▶ _EXERCISE MATERIALS_

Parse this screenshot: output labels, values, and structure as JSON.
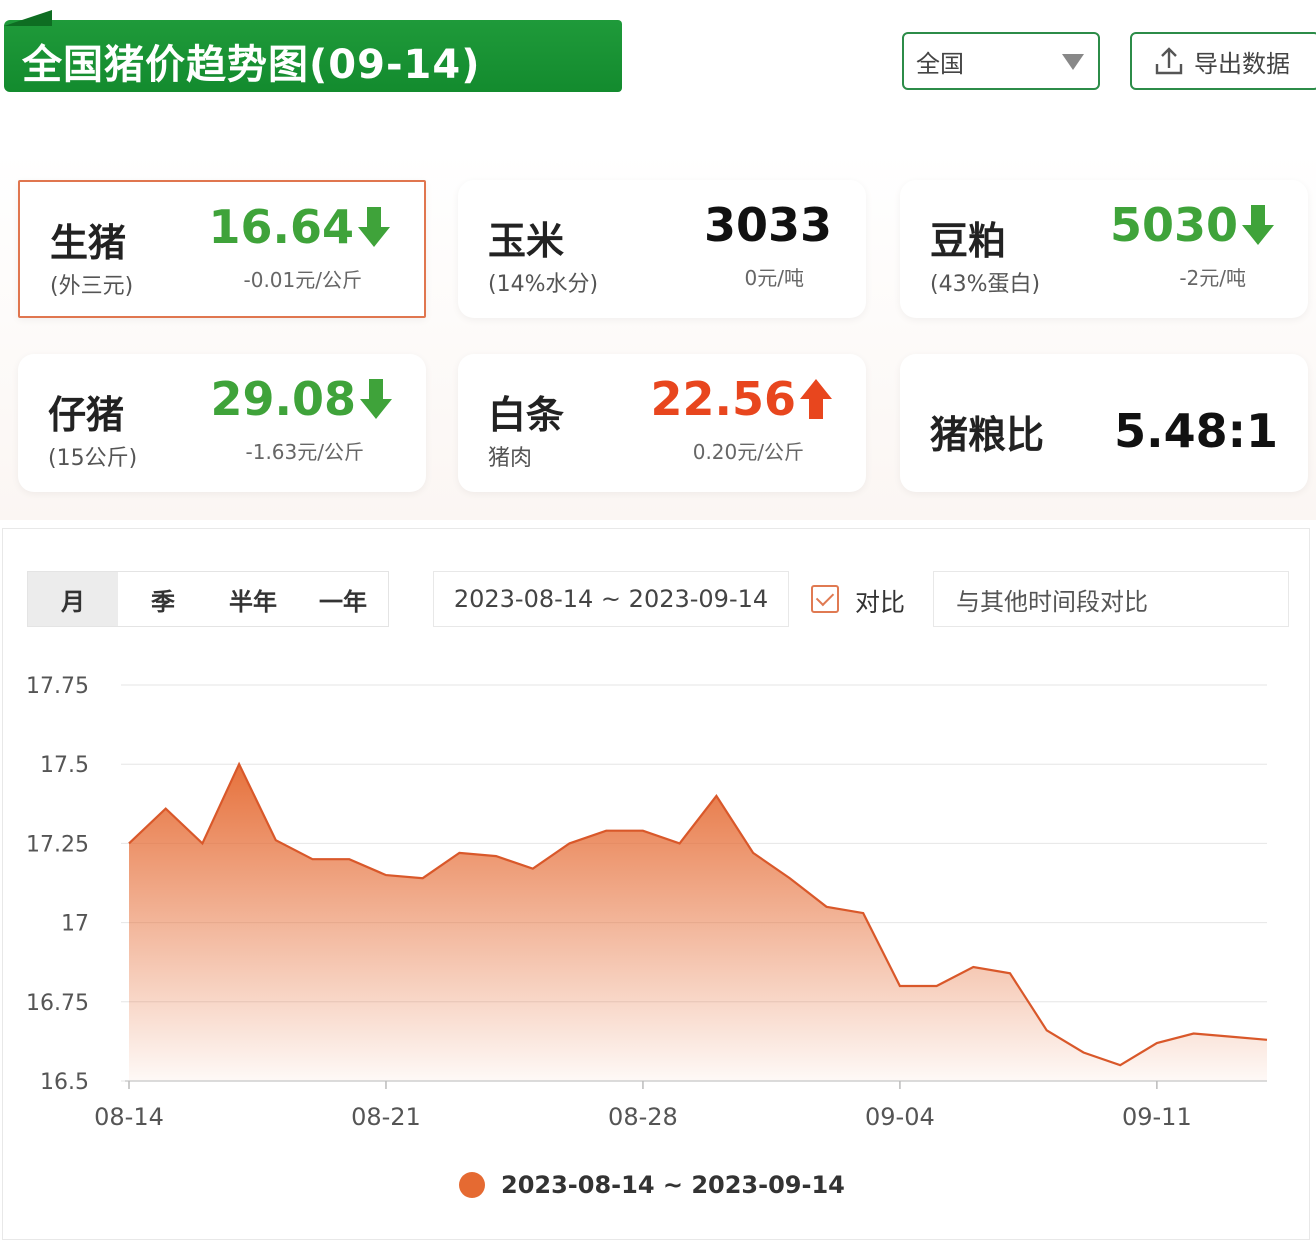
{
  "header": {
    "title": "全国猪价趋势图(09-14)",
    "region_value": "全国",
    "export_label": "导出数据"
  },
  "cards": [
    {
      "name": "生猪",
      "sub": "(外三元)",
      "price": "16.64",
      "change": "-0.01元/公斤",
      "trend": "down"
    },
    {
      "name": "玉米",
      "sub": "(14%水分)",
      "price": "3033",
      "change": "0元/吨",
      "trend": "flat"
    },
    {
      "name": "豆粕",
      "sub": "(43%蛋白)",
      "price": "5030",
      "change": "-2元/吨",
      "trend": "down"
    },
    {
      "name": "仔猪",
      "sub": "(15公斤)",
      "price": "29.08",
      "change": "-1.63元/公斤",
      "trend": "down"
    },
    {
      "name": "白条",
      "sub": "猪肉",
      "price": "22.56",
      "change": "0.20元/公斤",
      "trend": "up"
    },
    {
      "name": "猪粮比",
      "price": "5.48:1",
      "trend": "none"
    }
  ],
  "colors": {
    "up": "#e8461e",
    "down": "#3fa33a",
    "accent": "#e56a32",
    "brand_green": "#138b2e"
  },
  "chart_panel": {
    "tabs": [
      "月",
      "季",
      "半年",
      "一年"
    ],
    "active_tab": "月",
    "date_range": "2023-08-14 ~ 2023-09-14",
    "compare_label": "对比",
    "compare_checked": true,
    "compare_placeholder": "与其他时间段对比",
    "legend": "2023-08-14 ~ 2023-09-14"
  },
  "chart_data": {
    "type": "area",
    "series": [
      {
        "name": "2023-08-14 ~ 2023-09-14",
        "x": [
          "08-14",
          "08-15",
          "08-16",
          "08-17",
          "08-18",
          "08-19",
          "08-20",
          "08-21",
          "08-22",
          "08-23",
          "08-24",
          "08-25",
          "08-26",
          "08-27",
          "08-28",
          "08-29",
          "08-30",
          "08-31",
          "09-01",
          "09-02",
          "09-03",
          "09-04",
          "09-05",
          "09-06",
          "09-07",
          "09-08",
          "09-09",
          "09-10",
          "09-11",
          "09-12",
          "09-13",
          "09-14"
        ],
        "values": [
          17.25,
          17.36,
          17.25,
          17.5,
          17.26,
          17.2,
          17.2,
          17.15,
          17.14,
          17.22,
          17.21,
          17.17,
          17.25,
          17.29,
          17.29,
          17.25,
          17.4,
          17.22,
          17.14,
          17.05,
          17.03,
          16.8,
          16.8,
          16.86,
          16.84,
          16.66,
          16.59,
          16.55,
          16.62,
          16.65,
          16.64,
          16.63
        ]
      }
    ],
    "x_tick_labels": [
      "08-14",
      "08-21",
      "08-28",
      "09-04",
      "09-11"
    ],
    "y_tick_labels": [
      "16.5",
      "16.75",
      "17",
      "17.25",
      "17.5",
      "17.75"
    ],
    "ylim": [
      16.5,
      17.75
    ],
    "grid": true,
    "legend_position": "bottom-center"
  }
}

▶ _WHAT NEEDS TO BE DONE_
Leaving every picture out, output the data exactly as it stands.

▶ _TASK RESULT_
Parse this screenshot: output labels, values, and structure as JSON.
{
  "header": {
    "title": "全国猪价趋势图(09-14)",
    "region_value": "全国",
    "export_label": "导出数据"
  },
  "cards": [
    {
      "name": "生猪",
      "sub": "(外三元)",
      "price": "16.64",
      "change": "-0.01元/公斤",
      "trend": "down"
    },
    {
      "name": "玉米",
      "sub": "(14%水分)",
      "price": "3033",
      "change": "0元/吨",
      "trend": "flat"
    },
    {
      "name": "豆粕",
      "sub": "(43%蛋白)",
      "price": "5030",
      "change": "-2元/吨",
      "trend": "down"
    },
    {
      "name": "仔猪",
      "sub": "(15公斤)",
      "price": "29.08",
      "change": "-1.63元/公斤",
      "trend": "down"
    },
    {
      "name": "白条",
      "sub": "猪肉",
      "price": "22.56",
      "change": "0.20元/公斤",
      "trend": "up"
    },
    {
      "name": "猪粮比",
      "price": "5.48:1",
      "trend": "none"
    }
  ],
  "colors": {
    "up": "#e8461e",
    "down": "#3fa33a",
    "accent": "#e56a32",
    "brand_green": "#138b2e"
  },
  "chart_panel": {
    "tabs": [
      "月",
      "季",
      "半年",
      "一年"
    ],
    "active_tab": "月",
    "date_range": "2023-08-14 ~ 2023-09-14",
    "compare_label": "对比",
    "compare_checked": true,
    "compare_placeholder": "与其他时间段对比",
    "legend": "2023-08-14 ~ 2023-09-14"
  },
  "chart_data": {
    "type": "area",
    "series": [
      {
        "name": "2023-08-14 ~ 2023-09-14",
        "x": [
          "08-14",
          "08-15",
          "08-16",
          "08-17",
          "08-18",
          "08-19",
          "08-20",
          "08-21",
          "08-22",
          "08-23",
          "08-24",
          "08-25",
          "08-26",
          "08-27",
          "08-28",
          "08-29",
          "08-30",
          "08-31",
          "09-01",
          "09-02",
          "09-03",
          "09-04",
          "09-05",
          "09-06",
          "09-07",
          "09-08",
          "09-09",
          "09-10",
          "09-11",
          "09-12",
          "09-13",
          "09-14"
        ],
        "values": [
          17.25,
          17.36,
          17.25,
          17.5,
          17.26,
          17.2,
          17.2,
          17.15,
          17.14,
          17.22,
          17.21,
          17.17,
          17.25,
          17.29,
          17.29,
          17.25,
          17.4,
          17.22,
          17.14,
          17.05,
          17.03,
          16.8,
          16.8,
          16.86,
          16.84,
          16.66,
          16.59,
          16.55,
          16.62,
          16.65,
          16.64,
          16.63
        ]
      }
    ],
    "x_tick_labels": [
      "08-14",
      "08-21",
      "08-28",
      "09-04",
      "09-11"
    ],
    "y_tick_labels": [
      "16.5",
      "16.75",
      "17",
      "17.25",
      "17.5",
      "17.75"
    ],
    "ylim": [
      16.5,
      17.75
    ],
    "grid": true,
    "legend_position": "bottom-center"
  }
}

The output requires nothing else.